It can be intimidating to go back to school after years of living your life without homework assignments, classmates and stressful exams. Although earning a degree can be infinitely rewarding, it can sometimes be difficult to see the light at the end of the tunnel as you progress through the seemingly endless journey. It can be even harder to believe you’re capable of reaching your goal.
Dawna Rhods has been there. Not only did she earn an associate degree late in life, she even went on to pursue a bachelor’s degree and successfully organize her own team for a charitable, county-wide 5-kilometer race.
Here is her story.
Going after your dreams
“I turned 50 in the summer of 2009,” Rhods says. “It felt like a milestone, so I started to ask myself, ‘What am I going to do with the rest of my life?’ ” It wasn’t long before she decided to finish what she started 30 years earlier and earn that college degree that had eluded her for so long.
She was unsure of where to start searching for the right field of study and the right program for her. While driving past Rasmussen College’s Ocala campus, she made the spontaneous decision to stop in and learn more about the program offerings.
That November, she decided to earn an associate degree in network administration.
Rhods’ goal at the time was to earn an associate degree and then promptly get a full-time job in her field. She worked days and went to class at night, and, with hard work and determination, she accomplished her goal.
But she came to the realization during the last week of classes that she wasn’t crazy about the idea of making network administration her career. “I knew I wanted to do something with people,” she explains. “I’m much more of a ‘people person’ than a ‘computer person’.”
She envisioned herself as a bridge between tech-savvy people and people who might need a little guidance when it comes to technology, something for which she felt she’d need a little extra education. Later that week, she enrolled in the accelerated bachelor’s degree program to earn a degree in human resources.
Ocala senior admissions manager, Kathryn Lombardi, has been with her every step of the way.
Rhods is preparing to graduate with her bachelor’s degree this spring. As she did with her first degree, she has worked full-time during the day and then gone straight to school at night. To cope with the academic demands of school, Rhods has always made a conscious effort to give back to the community and engage in some type of physical activity.

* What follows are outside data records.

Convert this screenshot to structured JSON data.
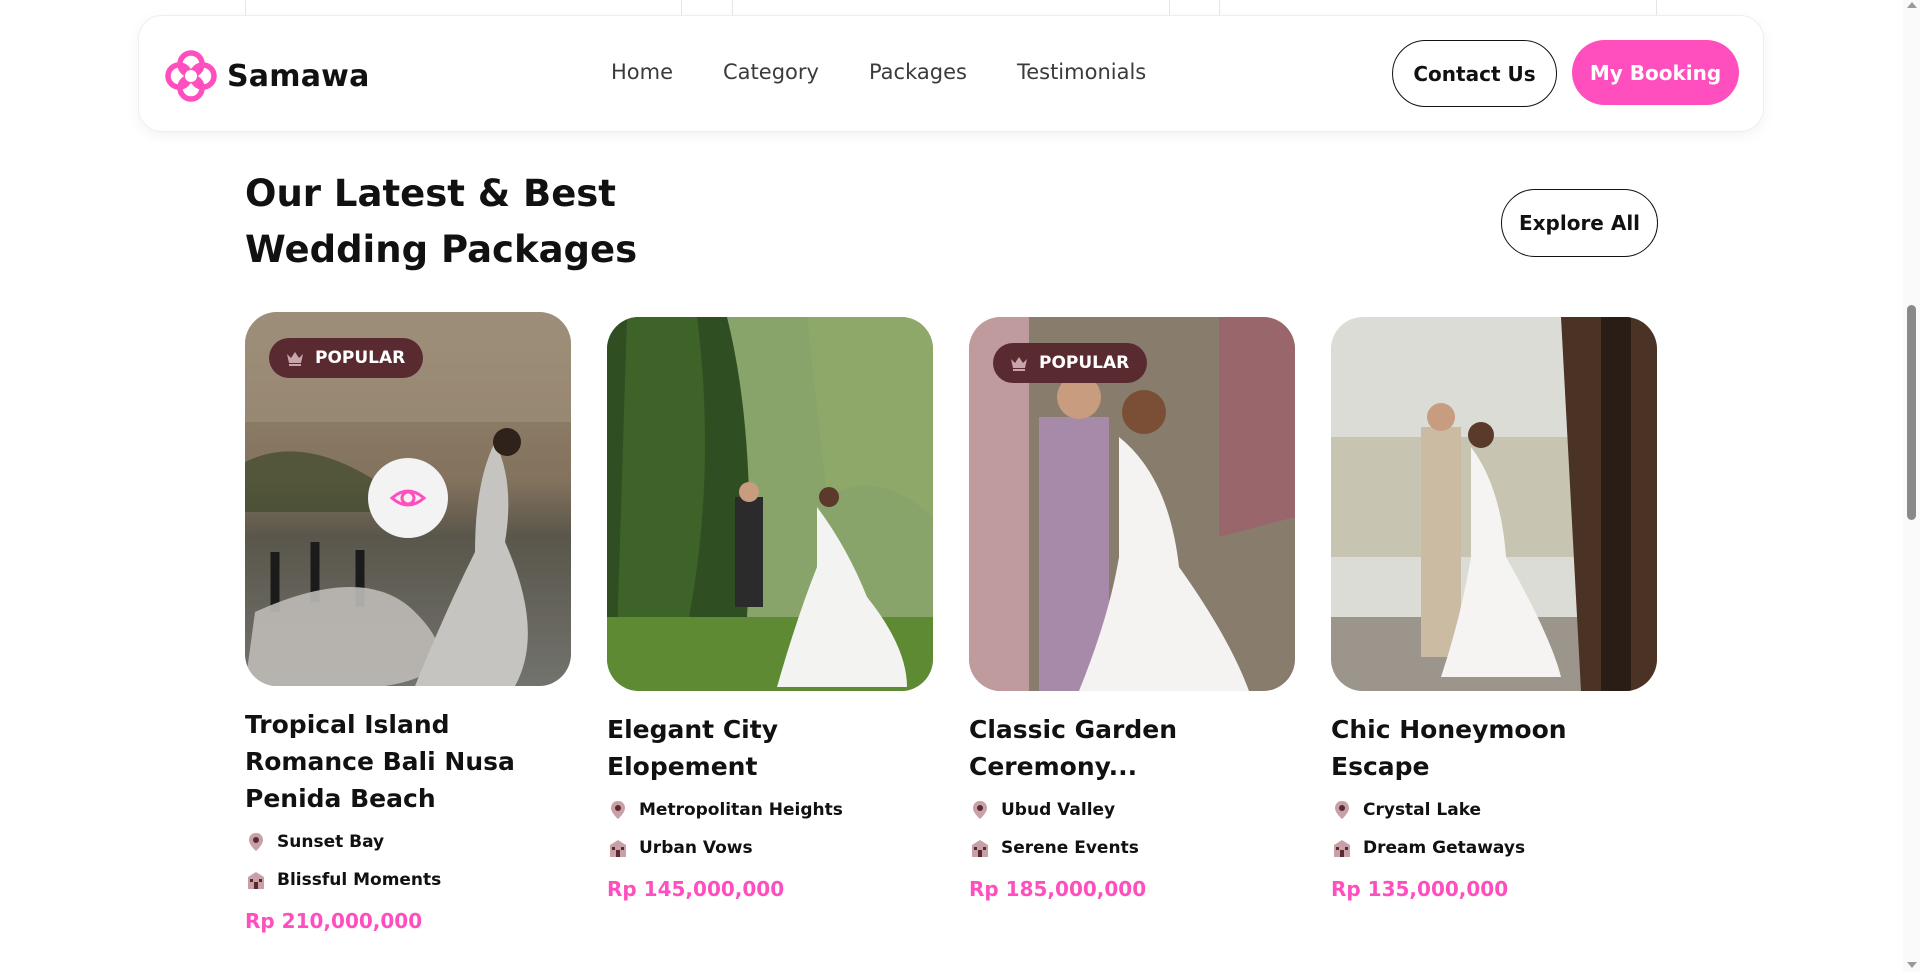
{
  "brand": {
    "name": "Samawa",
    "color": "#ff4fbf"
  },
  "nav": {
    "links": [
      "Home",
      "Category",
      "Packages",
      "Testimonials"
    ],
    "contact_label": "Contact Us",
    "booking_label": "My Booking"
  },
  "section": {
    "title": "Our Latest & Best Wedding Packages",
    "explore_label": "Explore All"
  },
  "packages": [
    {
      "title": "Tropical Island Romance Bali Nusa Penida Beach",
      "badge": "POPULAR",
      "location": "Sunset Bay",
      "organizer": "Blissful Moments",
      "price": "Rp 210,000,000",
      "icons": {
        "badge": "crown-icon",
        "location": "map-pin-icon",
        "organizer": "building-icon",
        "view": "eye-icon"
      }
    },
    {
      "title": "Elegant City Elopement",
      "badge": "",
      "location": "Metropolitan Heights",
      "organizer": "Urban Vows",
      "price": "Rp 145,000,000"
    },
    {
      "title": "Classic Garden Ceremony...",
      "badge": "POPULAR",
      "location": "Ubud Valley",
      "organizer": "Serene Events",
      "price": "Rp 185,000,000"
    },
    {
      "title": "Chic Honeymoon Escape",
      "badge": "",
      "location": "Crystal Lake",
      "organizer": "Dream Getaways",
      "price": "Rp 135,000,000"
    }
  ],
  "colors": {
    "badge_bg": "#5a2a31",
    "price": "#ff4fbf",
    "accent": "#ff4fbf"
  }
}
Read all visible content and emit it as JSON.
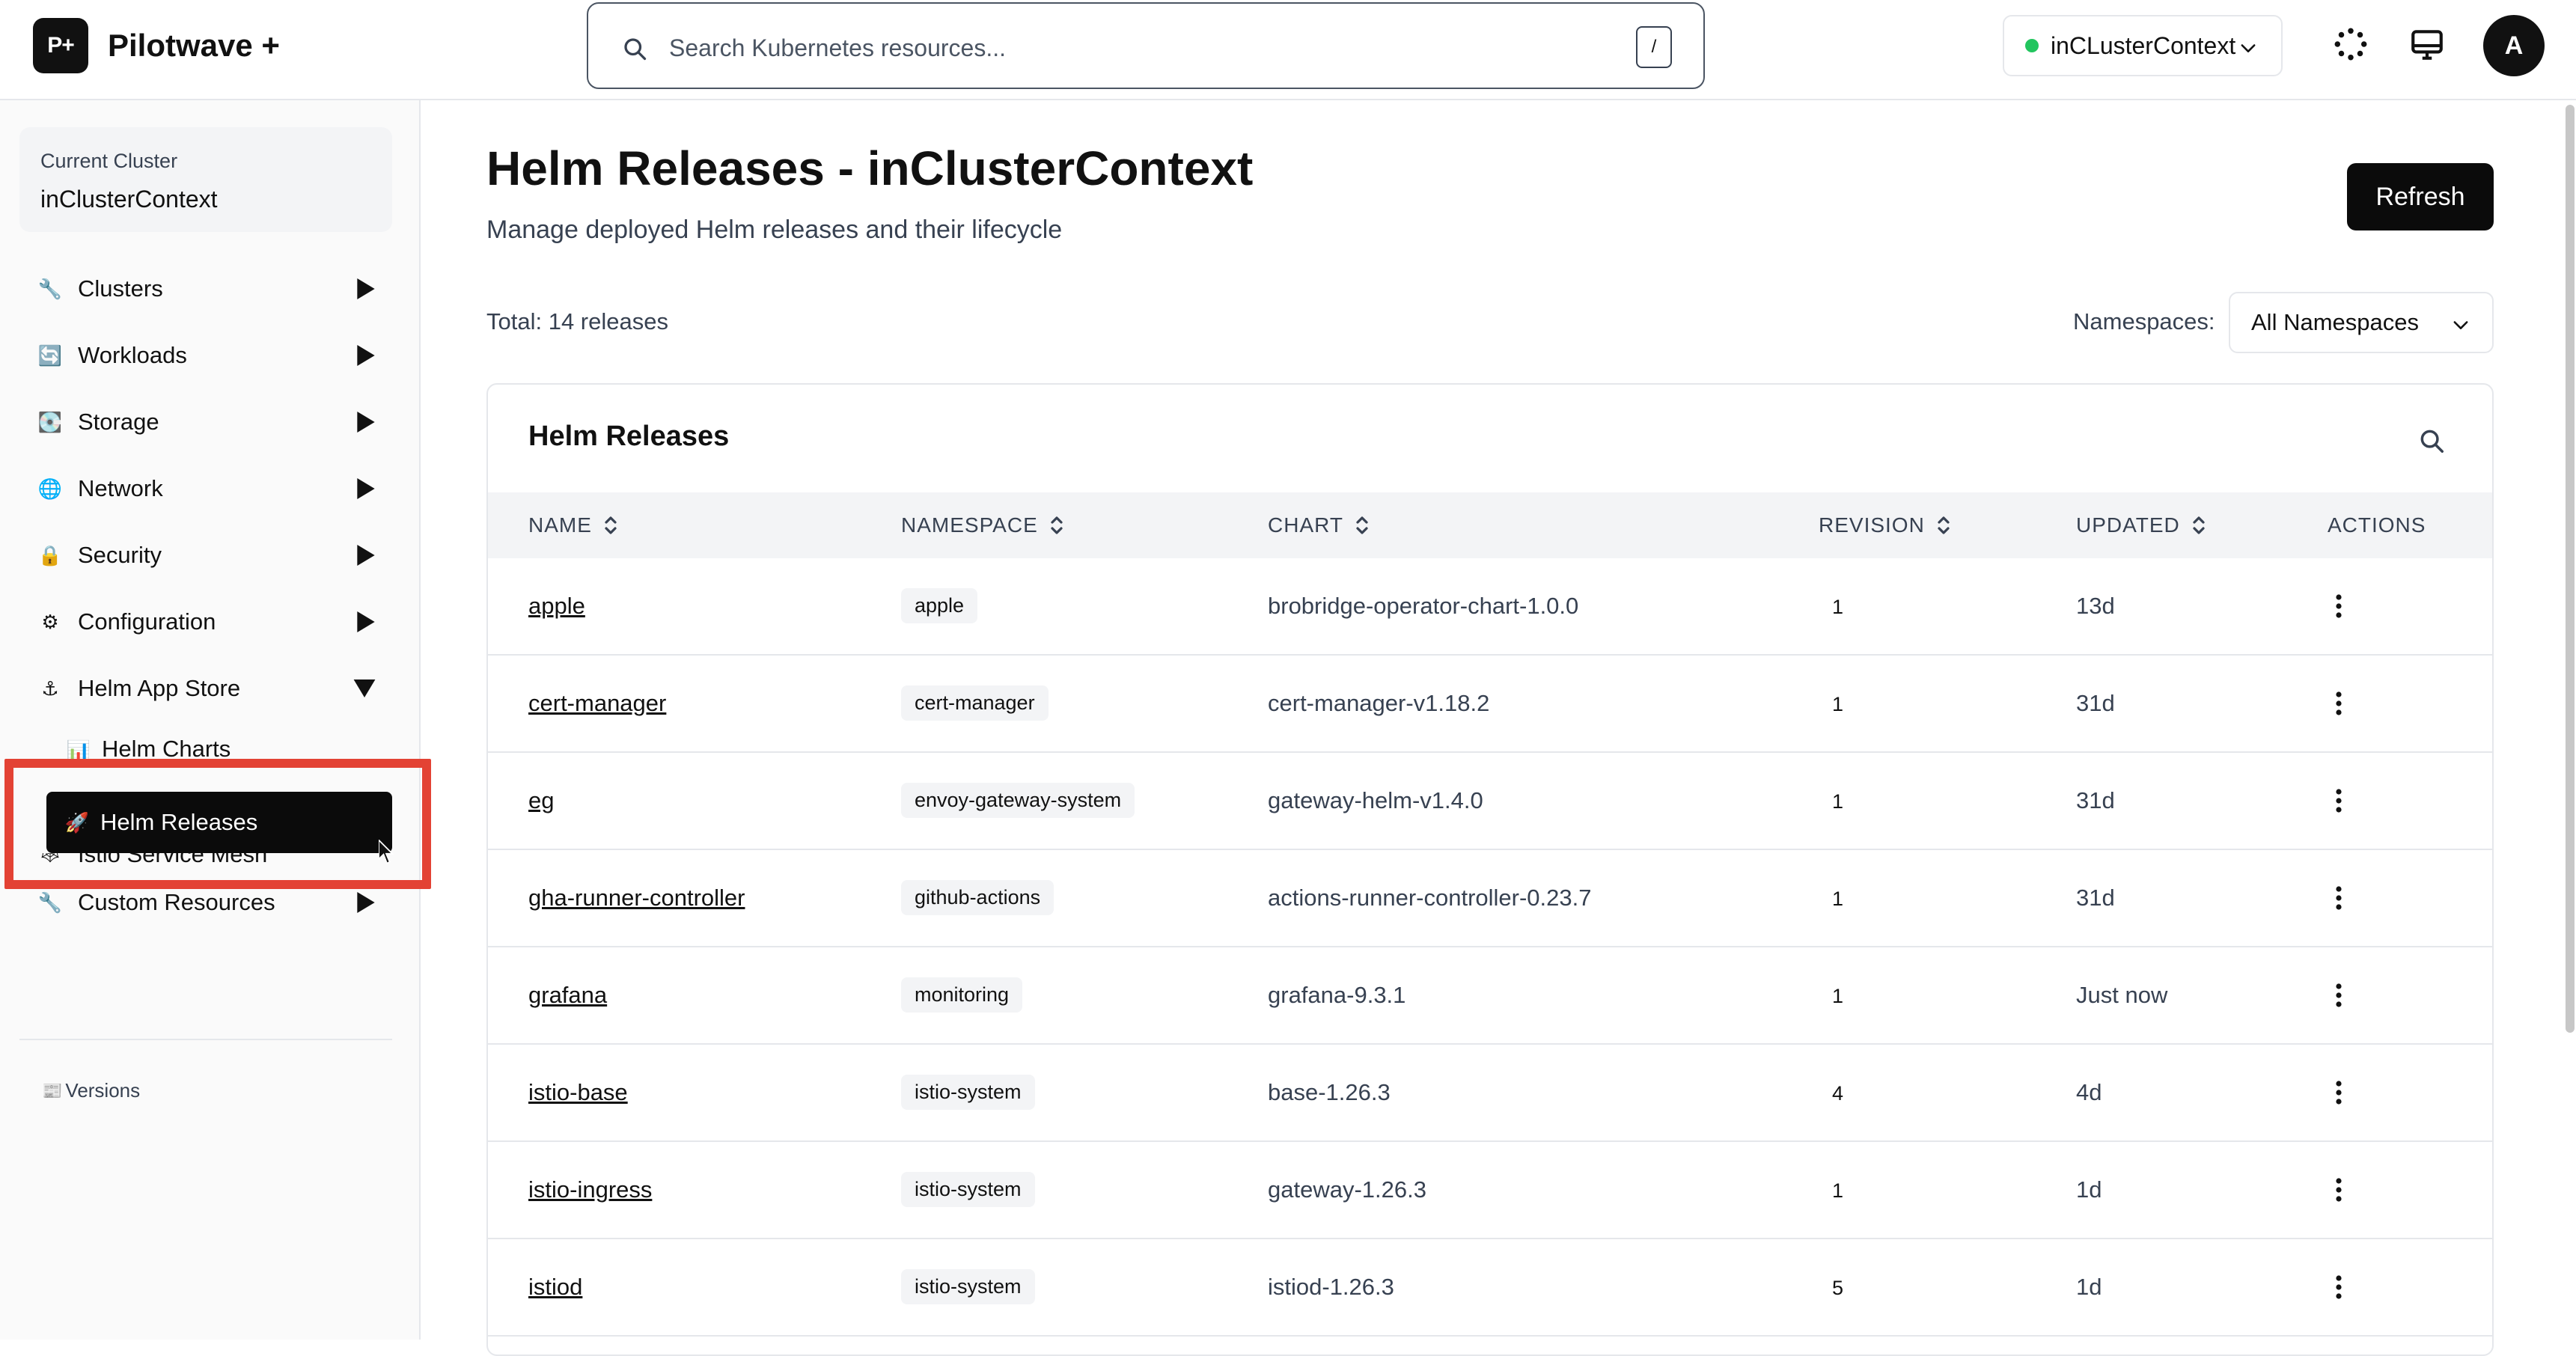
{
  "app": {
    "logo_text": "P+",
    "name": "Pilotwave +"
  },
  "search": {
    "placeholder": "Search Kubernetes resources...",
    "shortcut": "/"
  },
  "context": {
    "selected": "inCLusterContext",
    "status_color": "#22c55e"
  },
  "header_icons": [
    "loader-icon",
    "monitor-icon"
  ],
  "user": {
    "initial": "A"
  },
  "sidebar": {
    "current_cluster_label": "Current Cluster",
    "current_cluster_value": "inClusterContext",
    "items": [
      {
        "icon": "🔧",
        "label": "Clusters",
        "expanded": false
      },
      {
        "icon": "🔄",
        "label": "Workloads",
        "expanded": false
      },
      {
        "icon": "💽",
        "label": "Storage",
        "expanded": false
      },
      {
        "icon": "🌐",
        "label": "Network",
        "expanded": false
      },
      {
        "icon": "🔒",
        "label": "Security",
        "expanded": false
      },
      {
        "icon": "⚙",
        "label": "Configuration",
        "expanded": false
      },
      {
        "icon": "⚓",
        "label": "Helm App Store",
        "expanded": true
      },
      {
        "icon": "🕸",
        "label": "Istio Service Mesh",
        "expanded": false
      },
      {
        "icon": "🔧",
        "label": "Custom Resources",
        "expanded": false
      }
    ],
    "sub_items": [
      {
        "icon": "📊",
        "label": "Helm Charts"
      },
      {
        "icon": "🚀",
        "label": "Helm Releases",
        "active": true
      }
    ],
    "versions_icon": "📰",
    "versions_label": "Versions",
    "highlight_color": "#e34234"
  },
  "main": {
    "title": "Helm Releases - inClusterContext",
    "subtitle": "Manage deployed Helm releases and their lifecycle",
    "refresh_label": "Refresh",
    "total_text": "Total: 14 releases",
    "namespaces_label": "Namespaces:",
    "namespaces_selected": "All Namespaces"
  },
  "table": {
    "title": "Helm Releases",
    "columns": [
      "NAME",
      "NAMESPACE",
      "CHART",
      "REVISION",
      "UPDATED",
      "ACTIONS"
    ],
    "rows": [
      {
        "name": "apple",
        "namespace": "apple",
        "chart": "brobridge-operator-chart-1.0.0",
        "revision": "1",
        "updated": "13d"
      },
      {
        "name": "cert-manager",
        "namespace": "cert-manager",
        "chart": "cert-manager-v1.18.2",
        "revision": "1",
        "updated": "31d"
      },
      {
        "name": "eg",
        "namespace": "envoy-gateway-system",
        "chart": "gateway-helm-v1.4.0",
        "revision": "1",
        "updated": "31d"
      },
      {
        "name": "gha-runner-controller",
        "namespace": "github-actions",
        "chart": "actions-runner-controller-0.23.7",
        "revision": "1",
        "updated": "31d"
      },
      {
        "name": "grafana",
        "namespace": "monitoring",
        "chart": "grafana-9.3.1",
        "revision": "1",
        "updated": "Just now"
      },
      {
        "name": "istio-base",
        "namespace": "istio-system",
        "chart": "base-1.26.3",
        "revision": "4",
        "updated": "4d"
      },
      {
        "name": "istio-ingress",
        "namespace": "istio-system",
        "chart": "gateway-1.26.3",
        "revision": "1",
        "updated": "1d"
      },
      {
        "name": "istiod",
        "namespace": "istio-system",
        "chart": "istiod-1.26.3",
        "revision": "5",
        "updated": "1d"
      }
    ]
  }
}
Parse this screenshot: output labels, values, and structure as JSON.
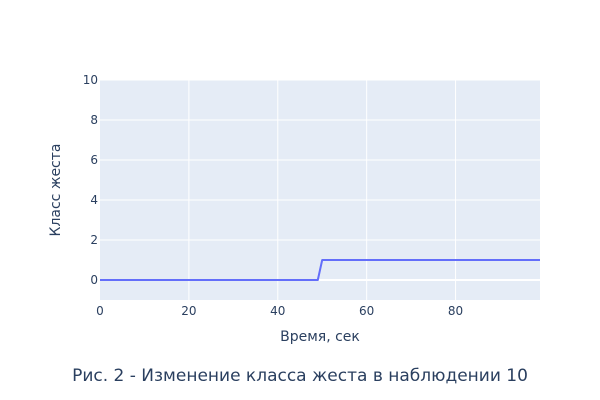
{
  "caption": "Рис. 2 - Изменение класса жеста в наблюдении 10",
  "chart_data": {
    "type": "line",
    "title": "",
    "xlabel": "Время, сек",
    "ylabel": "Класс жеста",
    "xlim": [
      0,
      99
    ],
    "ylim": [
      -1,
      10
    ],
    "xticks": [
      0,
      20,
      40,
      60,
      80
    ],
    "yticks": [
      0,
      2,
      4,
      6,
      8,
      10
    ],
    "grid": true,
    "legend": "none",
    "colors": {
      "plot_bg": "#e5ecf6",
      "grid": "#ffffff",
      "line": "#636efa",
      "text": "#2a3f5f"
    },
    "series": [
      {
        "x": [
          0,
          49,
          50,
          99
        ],
        "y": [
          0,
          0,
          1,
          1
        ]
      }
    ]
  }
}
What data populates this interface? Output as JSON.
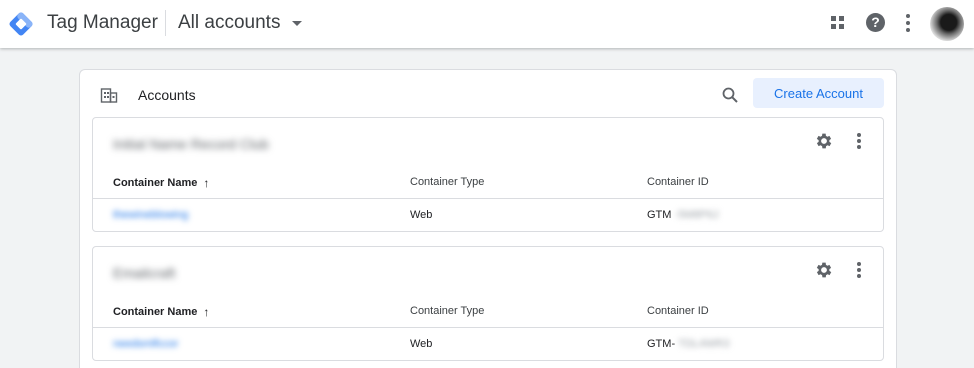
{
  "topbar": {
    "app_title": "Tag Manager",
    "account_picker_label": "All accounts",
    "brand_color": "#4285f4",
    "icons": [
      "tag-manager-logo-icon",
      "apps-grid-icon",
      "help-icon",
      "more-vert-icon",
      "avatar"
    ]
  },
  "accounts_panel": {
    "title": "Accounts",
    "create_button_label": "Create Account",
    "icons": [
      "accounts-building-icon",
      "search-icon"
    ]
  },
  "account_cards": [
    {
      "account_name": "Initial Name Record Club",
      "columns": [
        "Container Name",
        "Container Type",
        "Container ID"
      ],
      "sort_indicator": "↑",
      "rows": [
        {
          "container_name": "thewineblowing",
          "container_type": "Web",
          "container_id_prefix": "GTM",
          "container_id_rest": "-5M8P6J"
        }
      ]
    },
    {
      "account_name": "Emailcraft",
      "columns": [
        "Container Name",
        "Container Type",
        "Container ID"
      ],
      "sort_indicator": "↑",
      "rows": [
        {
          "container_name": "needsmlfccor",
          "container_type": "Web",
          "container_id_prefix": "GTM-",
          "container_id_rest": "TDL4WR3"
        }
      ]
    }
  ]
}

Getting into the exercise groove
Rhods often arrives to school early, ties up her running shoes and walks for 30-60 minutes before class. “I have found that on the days I walk, I feel really good. My homework gets done faster and I feel more energized,” she says.
So when she received an email announcing “Run for the Springs”—a 5K charity run across Marion County—Rhods welcomed the opportunity to bring together her love of community and physical fitness.
“The event raised money to support the Ocala Springs from being contaminated, [which are] the community’s main source of water,” Lombardi explains. “Neighbors helping neighbors, people in the community caring about others and protecting our resources—that was the theme.”
Rhods even recruited coworkers and Rasmussen folks to join her in the race.
"I have found that on the days I walk, I feel really good. My homework gets done faster and I feel more energized"
“When [Dawna] first heard about the 5K, she said it interested her because it was exercise, she had never participated in one before and it would give her an opportunity to give back to the community,” says Lombardi, who was eventually recruited to participate.
Dawna recruited more than enough people to create a team, eventually naming it “We are Walking,” encouraging people to stay active even if they’re not experienced runners. “Some people on our team finished quickly, some in the middle and some all the way toward the back,” Rhods recalls. “But everyone finished. That was the goal.”
Lombardi adds: “Everyone who participated helped to raise money, but it all started with Dawna’s outreach. [She] is a leader on our campus.”
Find your path
Dawna’s accelerated bachelor’s degree will be completed this spring, and she asserts that most of it is due to the support she’s received throughout the years from her mother, her children and her grandchildren. When asked what’s next for her, her voice perks up and she expresses a possible goal of earning a master’s degree in library science or human resources.
With some passionate hard work, Dawna Rhods has accomplished more than she ever dreamed she could after 50. “I was afraid I wouldn’t be able to handle the accelerated program while working full-time,” she reminisces. “It hasn’t been easy, but it’s been such a great journey.”
Rhods insists that anyone can accomplish the same things if they just put themselves out there and take a chance. “If you want to try something, just do it. It’s okay to be afraid and to worry about whether or not you’ll be successful … but just step out and do it anyway,” she says.
If you want to follow in Dawna’s footsteps and see where an accelerated bachelor’s degree can take you, check out Rasmussen College for available options.